Set every entry down again exactly, excluding any pictures.

—————

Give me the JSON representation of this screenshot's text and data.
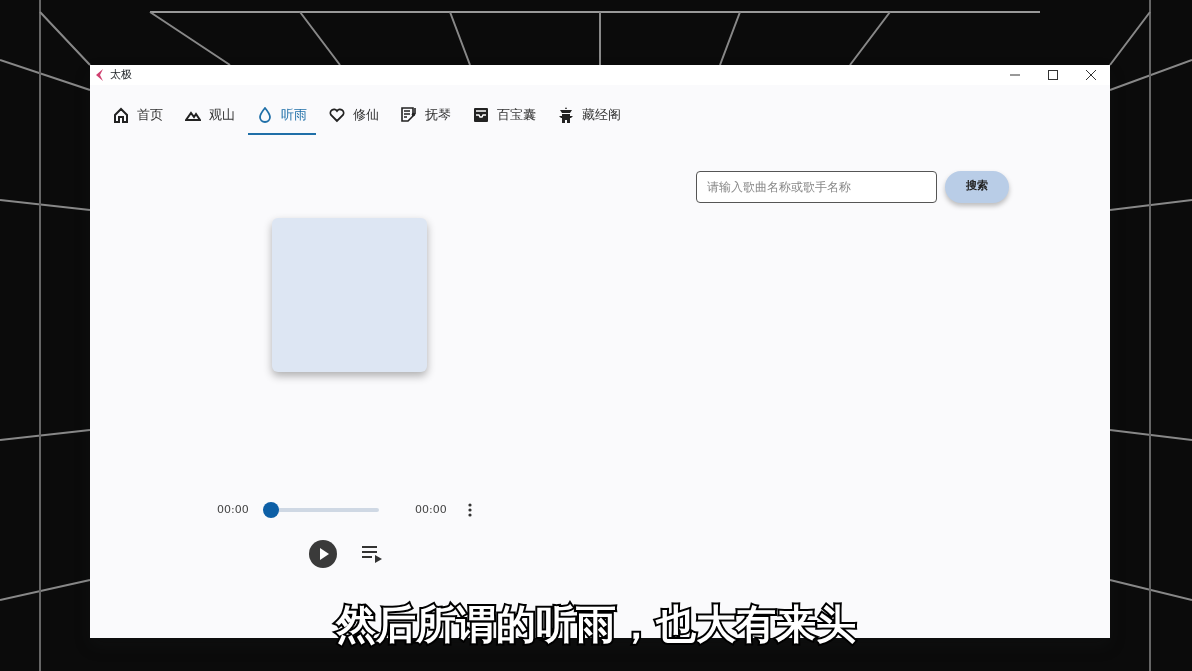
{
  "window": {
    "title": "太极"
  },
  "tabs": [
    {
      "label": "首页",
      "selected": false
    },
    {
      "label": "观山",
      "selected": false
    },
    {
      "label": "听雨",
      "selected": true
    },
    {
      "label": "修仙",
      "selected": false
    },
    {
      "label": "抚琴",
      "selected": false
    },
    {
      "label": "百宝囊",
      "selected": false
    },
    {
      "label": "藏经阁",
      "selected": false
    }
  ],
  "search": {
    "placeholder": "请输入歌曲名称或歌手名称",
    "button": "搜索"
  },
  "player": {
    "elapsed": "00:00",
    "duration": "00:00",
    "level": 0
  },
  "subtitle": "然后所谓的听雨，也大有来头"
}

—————

**OUTPUT OF THE TASK**
Give me the JSON representation of this screenshot's text and data.
{
  "window": {
    "title": "太极"
  },
  "tabs": [
    {
      "label": "首页",
      "selected": false
    },
    {
      "label": "观山",
      "selected": false
    },
    {
      "label": "听雨",
      "selected": true
    },
    {
      "label": "修仙",
      "selected": false
    },
    {
      "label": "抚琴",
      "selected": false
    },
    {
      "label": "百宝囊",
      "selected": false
    },
    {
      "label": "藏经阁",
      "selected": false
    }
  ],
  "search": {
    "placeholder": "请输入歌曲名称或歌手名称",
    "button": "搜索"
  },
  "player": {
    "elapsed": "00:00",
    "duration": "00:00",
    "level": 0
  },
  "subtitle": "然后所谓的听雨，也大有来头"
}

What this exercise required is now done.